SUPPLIED ENTRIES:

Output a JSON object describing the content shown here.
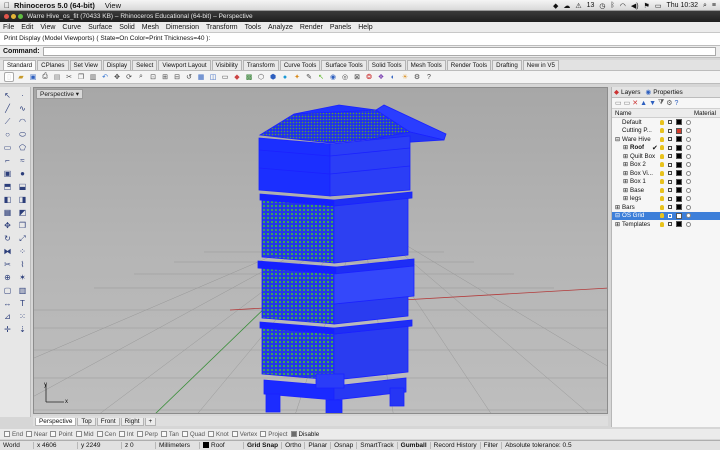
{
  "mac_menubar": {
    "app_name": "Rhinoceros 5.0 (64-bit)",
    "menus": [
      "View"
    ],
    "status_count": "13",
    "clock": "Thu 10:32"
  },
  "window": {
    "title": "Warre Hive_os_fit (70433 KB) – Rhinoceros Educational (64-bit) – Perspective"
  },
  "app_menu": [
    "File",
    "Edit",
    "View",
    "Curve",
    "Surface",
    "Solid",
    "Mesh",
    "Dimension",
    "Transform",
    "Tools",
    "Analyze",
    "Render",
    "Panels",
    "Help"
  ],
  "command_history": "Print Display (Model Viewports) ( State=On  Color=Print  Thickness=40 ):",
  "command": {
    "label": "Command:",
    "value": ""
  },
  "toolbar_tabs": [
    "Standard",
    "CPlanes",
    "Set View",
    "Display",
    "Select",
    "Viewport Layout",
    "Visibility",
    "Transform",
    "Curve Tools",
    "Surface Tools",
    "Solid Tools",
    "Mesh Tools",
    "Render Tools",
    "Drafting",
    "New in V5"
  ],
  "active_toolbar_tab": "Standard",
  "viewport": {
    "label": "Perspective",
    "tabs": [
      "Perspective",
      "Top",
      "Front",
      "Right"
    ],
    "active_tab": "Perspective",
    "add_tab": "+",
    "axis_x": "x",
    "axis_y": "y"
  },
  "osnap": {
    "items": [
      {
        "label": "End",
        "checked": false
      },
      {
        "label": "Near",
        "checked": false
      },
      {
        "label": "Point",
        "checked": false
      },
      {
        "label": "Mid",
        "checked": false
      },
      {
        "label": "Cen",
        "checked": false
      },
      {
        "label": "Int",
        "checked": false
      },
      {
        "label": "Perp",
        "checked": false
      },
      {
        "label": "Tan",
        "checked": false
      },
      {
        "label": "Quad",
        "checked": false
      },
      {
        "label": "Knot",
        "checked": false
      },
      {
        "label": "Vertex",
        "checked": false
      },
      {
        "label": "Project",
        "checked": false
      }
    ],
    "disable": {
      "label": "Disable",
      "checked": true
    }
  },
  "status_bar": {
    "world": "World",
    "x": "x 4606",
    "y": "y 2249",
    "z": "z 0",
    "units": "Millimeters",
    "layer": "Roof",
    "grid_snap": "Grid Snap",
    "ortho": "Ortho",
    "planar": "Planar",
    "osnap": "Osnap",
    "smarttrack": "SmartTrack",
    "gumball": "Gumball",
    "record_history": "Record History",
    "filter": "Filter",
    "tolerance": "Absolute tolerance: 0.5"
  },
  "panel": {
    "tabs": [
      {
        "label": "Layers",
        "icon": "layers-icon",
        "active": true
      },
      {
        "label": "Properties",
        "icon": "properties-icon",
        "active": false
      }
    ],
    "col_name": "Name",
    "col_material": "Material",
    "layers": [
      {
        "name": "Default",
        "indent": 0,
        "expander": "",
        "color": "#000000",
        "current": false,
        "selected": false
      },
      {
        "name": "Cutting P...",
        "indent": 0,
        "expander": "",
        "color": "#d43a2a",
        "current": false,
        "selected": false
      },
      {
        "name": "Ware Hive",
        "indent": 0,
        "expander": "⊟",
        "color": "#000000",
        "current": false,
        "selected": false
      },
      {
        "name": "Roof",
        "indent": 1,
        "expander": "⊞",
        "color": "#000000",
        "current": true,
        "selected": false
      },
      {
        "name": "Quilt Box",
        "indent": 1,
        "expander": "⊞",
        "color": "#000000",
        "current": false,
        "selected": false
      },
      {
        "name": "Box 2",
        "indent": 1,
        "expander": "⊞",
        "color": "#000000",
        "current": false,
        "selected": false
      },
      {
        "name": "Box Vi...",
        "indent": 1,
        "expander": "⊞",
        "color": "#000000",
        "current": false,
        "selected": false
      },
      {
        "name": "Box 1",
        "indent": 1,
        "expander": "⊞",
        "color": "#000000",
        "current": false,
        "selected": false
      },
      {
        "name": "Base",
        "indent": 1,
        "expander": "⊞",
        "color": "#000000",
        "current": false,
        "selected": false
      },
      {
        "name": "legs",
        "indent": 1,
        "expander": "⊞",
        "color": "#000000",
        "current": false,
        "selected": false
      },
      {
        "name": "Bars",
        "indent": 0,
        "expander": "⊞",
        "color": "#000000",
        "current": false,
        "selected": false
      },
      {
        "name": "OS Grid",
        "indent": 0,
        "expander": "⊟",
        "color": "#ffffff",
        "current": false,
        "selected": true
      },
      {
        "name": "Templates",
        "indent": 0,
        "expander": "⊞",
        "color": "#000000",
        "current": false,
        "selected": false
      }
    ]
  },
  "colors": {
    "selection": "#3d7fd9",
    "model_blue": "#1a2bff",
    "viewport_bg": "#b0b0b0"
  }
}
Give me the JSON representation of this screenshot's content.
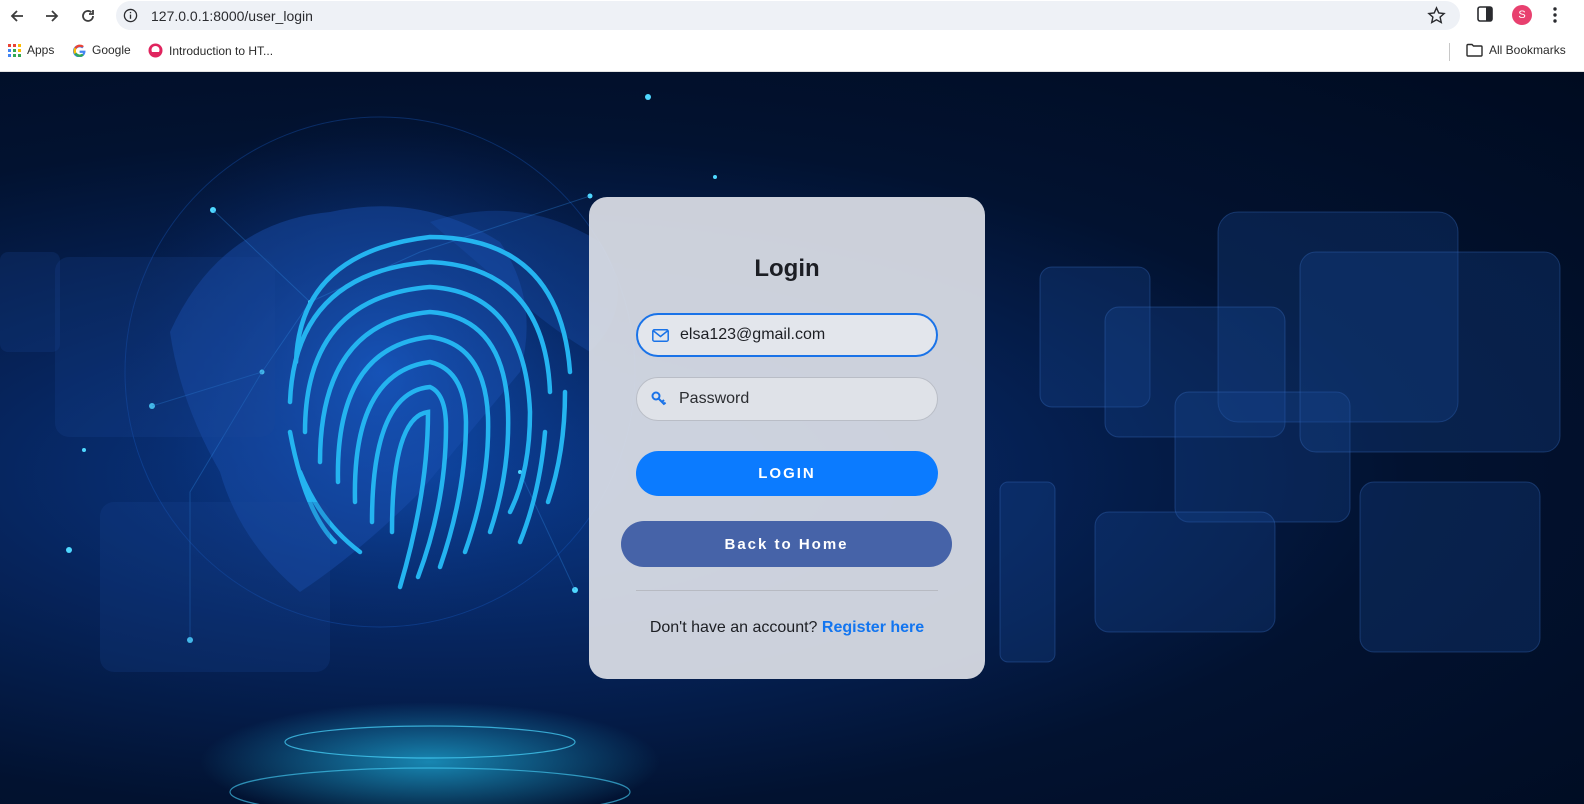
{
  "browser": {
    "url": "127.0.0.1:8000/user_login",
    "avatar_letter": "S",
    "bookmarks": [
      {
        "label": "Apps",
        "icon": "apps-grid-icon"
      },
      {
        "label": "Google",
        "icon": "google-icon"
      },
      {
        "label": "Introduction to HT...",
        "icon": "site-favicon"
      }
    ],
    "all_bookmarks_label": "All Bookmarks"
  },
  "login": {
    "title": "Login",
    "email_value": "elsa123@gmail.com",
    "password_placeholder": "Password",
    "login_button": "LOGIN",
    "back_button": "Back to Home",
    "register_prompt": "Don't have an account?",
    "register_link": "Register here"
  },
  "colors": {
    "primary": "#0b7bff",
    "secondary": "#4663a8",
    "link": "#1275f0",
    "background": "#000d24"
  }
}
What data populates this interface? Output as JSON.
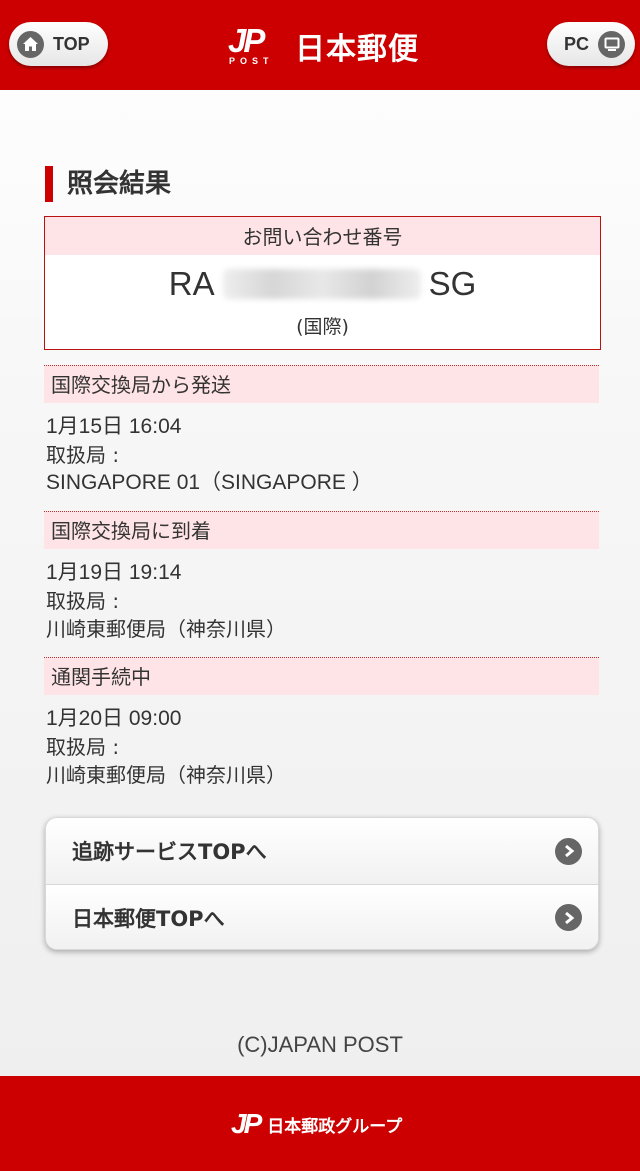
{
  "header": {
    "top_button": "TOP",
    "pc_button": "PC",
    "logo_mark": "JP",
    "logo_sub": "POST",
    "logo_text": "日本郵便",
    "brand_color": "#cc0000"
  },
  "section_title": "照会結果",
  "inquiry": {
    "label": "お問い合わせ番号",
    "number_prefix": "RA",
    "number_suffix": "SG",
    "type": "(国際)"
  },
  "events": [
    {
      "status": "国際交換局から発送",
      "datetime": "1月15日 16:04",
      "office_label": "取扱局 :",
      "office": "SINGAPORE 01（SINGAPORE ）"
    },
    {
      "status": "国際交換局に到着",
      "datetime": "1月19日 19:14",
      "office_label": "取扱局 :",
      "office": "川崎東郵便局（神奈川県）"
    },
    {
      "status": "通関手続中",
      "datetime": "1月20日 09:00",
      "office_label": "取扱局 :",
      "office": "川崎東郵便局（神奈川県）"
    }
  ],
  "links": [
    {
      "label": "追跡サービスTOPへ"
    },
    {
      "label": "日本郵便TOPへ"
    }
  ],
  "copyright": "(C)JAPAN POST",
  "footer": {
    "logo_mark": "JP",
    "logo_text": "日本郵政グループ"
  }
}
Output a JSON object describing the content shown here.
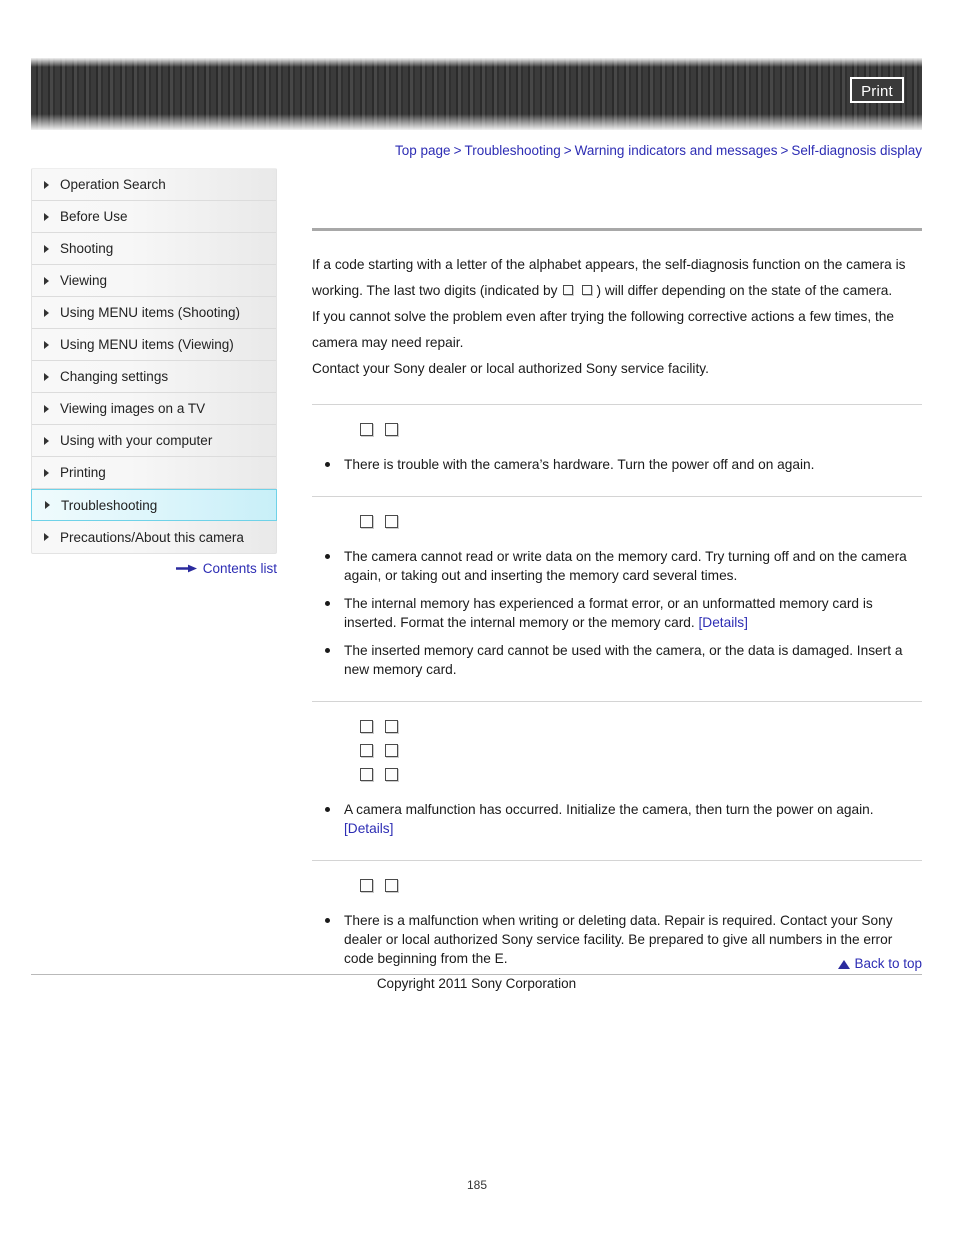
{
  "header": {
    "print_label": "Print"
  },
  "breadcrumb": {
    "separator": ">",
    "items": [
      {
        "label": "Top page"
      },
      {
        "label": "Troubleshooting"
      },
      {
        "label": "Warning indicators and messages"
      },
      {
        "label": "Self-diagnosis display"
      }
    ]
  },
  "sidebar": {
    "items": [
      {
        "label": "Operation Search",
        "active": false
      },
      {
        "label": "Before Use",
        "active": false
      },
      {
        "label": "Shooting",
        "active": false
      },
      {
        "label": "Viewing",
        "active": false
      },
      {
        "label": "Using MENU items (Shooting)",
        "active": false
      },
      {
        "label": "Using MENU items (Viewing)",
        "active": false
      },
      {
        "label": "Changing settings",
        "active": false
      },
      {
        "label": "Viewing images on a TV",
        "active": false
      },
      {
        "label": "Using with your computer",
        "active": false
      },
      {
        "label": "Printing",
        "active": false
      },
      {
        "label": "Troubleshooting",
        "active": true
      },
      {
        "label": "Precautions/About this camera",
        "active": false
      }
    ],
    "contents_link": "Contents list"
  },
  "main": {
    "intro": {
      "part1": "If a code starting with a letter of the alphabet appears, the self-diagnosis function on the camera is working. The last two digits (indicated by",
      "part2": ") will differ depending on the state of the camera.",
      "part3": "If you cannot solve the problem even after trying the following corrective actions a few times, the camera may need repair.",
      "part4": "Contact your Sony dealer or local authorized Sony service facility."
    },
    "sections": [
      {
        "code_rows": 1,
        "bullets": [
          {
            "text": "There is trouble with the camera’s hardware. Turn the power off and on again.",
            "link": null,
            "link_inline": false
          }
        ]
      },
      {
        "code_rows": 1,
        "bullets": [
          {
            "text": "The camera cannot read or write data on the memory card. Try turning off and on the camera again, or taking out and inserting the memory card several times.",
            "link": null,
            "link_inline": false
          },
          {
            "text": "The internal memory has experienced a format error, or an unformatted memory card is inserted. Format the internal memory or the memory card.",
            "link": "[Details]",
            "link_inline": true
          },
          {
            "text": "The inserted memory card cannot be used with the camera, or the data is damaged. Insert a new memory card.",
            "link": null,
            "link_inline": false
          }
        ]
      },
      {
        "code_rows": 3,
        "bullets": [
          {
            "text": "A camera malfunction has occurred. Initialize the camera, then turn the power on again.",
            "link": "[Details]",
            "link_inline": false
          }
        ]
      },
      {
        "code_rows": 1,
        "bullets": [
          {
            "text": "There is a malfunction when writing or deleting data. Repair is required. Contact your Sony dealer or local authorized Sony service facility. Be prepared to give all numbers in the error code beginning from the E.",
            "link": null,
            "link_inline": false
          }
        ]
      }
    ]
  },
  "footer": {
    "back_to_top": "Back to top",
    "copyright": "Copyright 2011 Sony Corporation",
    "page_number": "185"
  },
  "colors": {
    "link": "#2d2db4",
    "active_highlight": "#c8eff8",
    "banner": "#3b3b3b"
  }
}
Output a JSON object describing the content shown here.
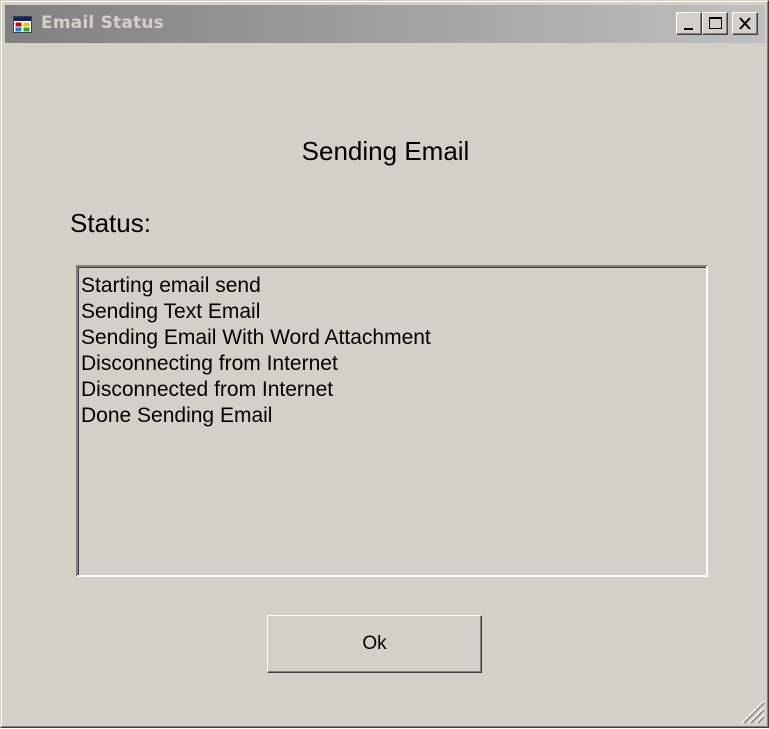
{
  "window": {
    "title": "Email Status",
    "title_icon": "application-window-icon",
    "controls": {
      "minimize": "minimize-icon",
      "maximize": "maximize-icon",
      "close": "close-icon"
    }
  },
  "main": {
    "heading": "Sending Email",
    "status_label": "Status:",
    "log_lines": [
      "Starting email send",
      "Sending Text Email",
      "Sending Email With Word Attachment",
      "Disconnecting from Internet",
      "Disconnected from Internet",
      "Done Sending Email"
    ],
    "ok_label": "Ok"
  },
  "colors": {
    "face": "#d4d0c8",
    "titlebar_inactive_start": "#808080",
    "titlebar_inactive_end": "#c0c0c0",
    "title_text": "#d4d0c8"
  }
}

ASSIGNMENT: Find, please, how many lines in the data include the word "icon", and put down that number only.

YOUR RESPONSE: 9